First, He covers the nakedness of His sinful creatures and promised that One would come to set things right. Then He established the shedding of blood for remission of sin, and laid out all the rituals of the sacrifice, worship, and even gave glimpses of Who and what was to come through the tabernacle/temple and all their furnishings—each of these was a clue to how His plan of redemption would unfold, and the restoration of union with His people would be worked out. Along with all these glimpses, His prophets and psalmists gave us clues to the true nature of the coming Messiah. God’s ways of holiness and mercy, loving discipline, and promises for His people through history also added to the revelation those who seek after God should see as evidence leading to the conclusion of who God is and what He was up to.

And, yet, God still persists in keeping an air of mystery—in part because we most likely couldn’t understand if He explained it all, even in the simplest of terms. And, in part, because it develops our trust in Him and deepens our faith in His wisdom, goodness, and love when we cannot see everything laid out plainly before us. God reveals what we need to know in order to have faith for the rest which He has yet to reveal. Therefore, before the cross Jesus did not explain all the whys and wherefores of His impending death for our salvation. And, even when He did speak plainly, those closest to Him could not take it in because it was beyond their comprehension, and because God was temporarily protecting them from knowledge too wonderful for them to grasp in that moment.

Christ’s coming at what we call Christmas is full of the mysteries of God, as well as some of the revelations of what previously had been shrouded to human understanding. It is a mystery that God would be so merciful to us as to redeem creatures as rebellious and wicked as we are. It is a mystery why He would want to come down to our level in the first place. It is a mystery how Jesus could be incarnated as fully God and fully man. It is a mystery that the infinite God would confine Himself to a single cell, uniting with a human egg, and growing cell by cell, just as we all have done. It is a mystery how Almighty God could allow Himself to be so vulnerable. It is a mystery how the most glorious God would choose humility and obscurity. It is a mystery how God could love us so much that He would give His life for us. It is a mystery how eternal God could die. It is a mystery how His suffering and death can pay the price for all the sins of all who will believe. It is a mystery how redeemed souls are brought into glorious union with the Godhead. It is a mystery how the Holy Spirit empowered Jesus to rise from the grave and conquer death. It is a mystery that we are somehow “crucified with Christ’ and also “raised with Him.” It is a mystery that we are coheirs with Christ and will reign with Him. It is a mystery that when we see Him we will be like Him.

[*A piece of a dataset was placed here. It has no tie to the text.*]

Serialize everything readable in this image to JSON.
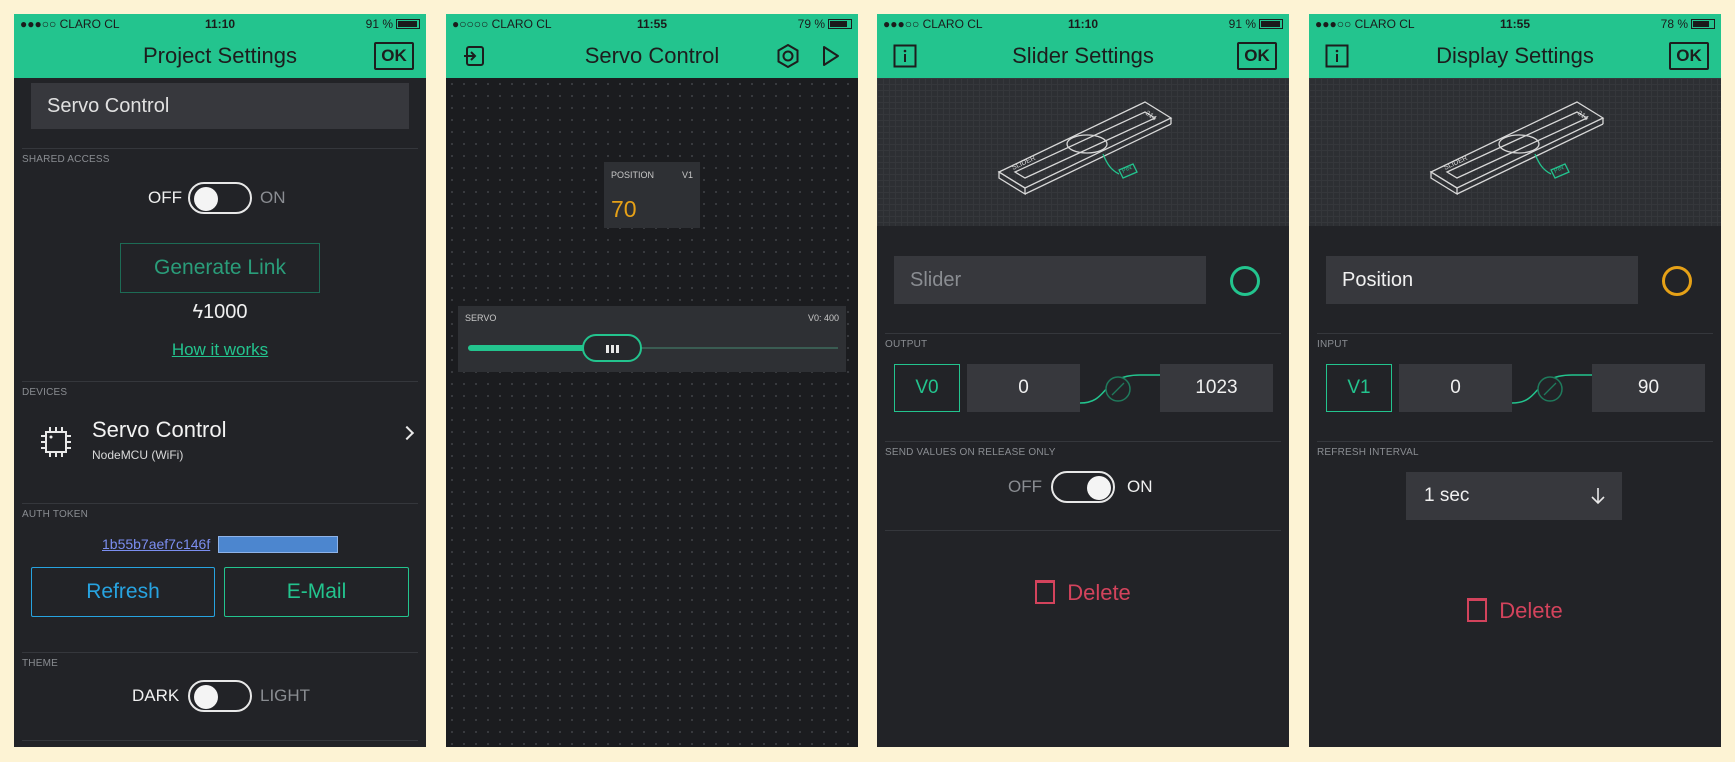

All of these mysteries, and so many more, surround us, but have we lost our wonder? Do we take time to consider the marvelous mysteries that are our heritage, our promise, our future? This Christmas let’s renew our awe for the great mysteries of which we partake each day, wrapped up in the gift of this Son of God, given to us a great cost and with enormous love. Let us become thrilled once again by all God has done for us, and has promised yet to do, as these mysteries continue to unfold.